_Exercise objective_. Note each line in the data below that holds "USft", and copy it.
[Material for this exercise — start]
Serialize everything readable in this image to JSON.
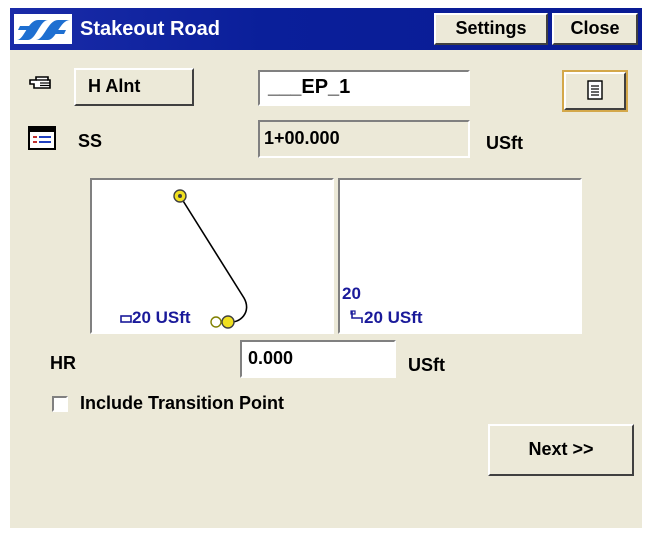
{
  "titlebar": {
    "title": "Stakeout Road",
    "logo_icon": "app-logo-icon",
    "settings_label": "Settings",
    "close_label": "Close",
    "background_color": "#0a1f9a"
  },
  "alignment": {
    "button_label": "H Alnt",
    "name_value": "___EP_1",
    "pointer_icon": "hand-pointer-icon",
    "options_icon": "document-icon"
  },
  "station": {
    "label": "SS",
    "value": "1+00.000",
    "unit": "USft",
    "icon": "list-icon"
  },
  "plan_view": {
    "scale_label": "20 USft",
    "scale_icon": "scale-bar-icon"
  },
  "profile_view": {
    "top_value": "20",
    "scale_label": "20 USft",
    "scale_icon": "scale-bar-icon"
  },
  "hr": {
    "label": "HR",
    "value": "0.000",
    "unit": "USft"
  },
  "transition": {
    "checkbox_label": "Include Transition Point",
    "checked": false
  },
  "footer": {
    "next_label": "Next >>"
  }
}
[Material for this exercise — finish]
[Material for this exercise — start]
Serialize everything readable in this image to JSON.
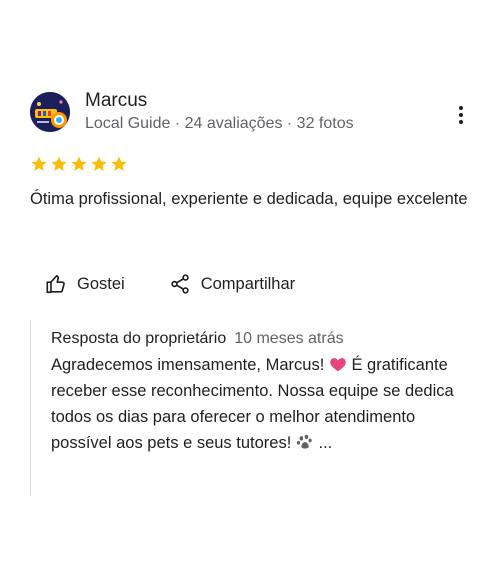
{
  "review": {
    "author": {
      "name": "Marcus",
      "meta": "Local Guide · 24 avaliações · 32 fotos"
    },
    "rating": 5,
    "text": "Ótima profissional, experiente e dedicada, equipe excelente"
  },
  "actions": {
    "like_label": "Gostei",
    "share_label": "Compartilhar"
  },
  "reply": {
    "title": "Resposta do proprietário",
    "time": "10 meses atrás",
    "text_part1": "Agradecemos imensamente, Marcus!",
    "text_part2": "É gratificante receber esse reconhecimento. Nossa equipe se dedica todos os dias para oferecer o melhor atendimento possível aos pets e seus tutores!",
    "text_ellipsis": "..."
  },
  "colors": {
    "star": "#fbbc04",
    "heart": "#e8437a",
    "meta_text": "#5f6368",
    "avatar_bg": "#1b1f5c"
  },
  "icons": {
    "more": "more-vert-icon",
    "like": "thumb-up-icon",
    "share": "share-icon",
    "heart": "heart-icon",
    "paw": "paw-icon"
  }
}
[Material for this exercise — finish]
_Answer for the task_.
    "unit": "USft",
    "scale_label": "20 USft",
    "scale_label": "20 USft",
    "unit": "USft"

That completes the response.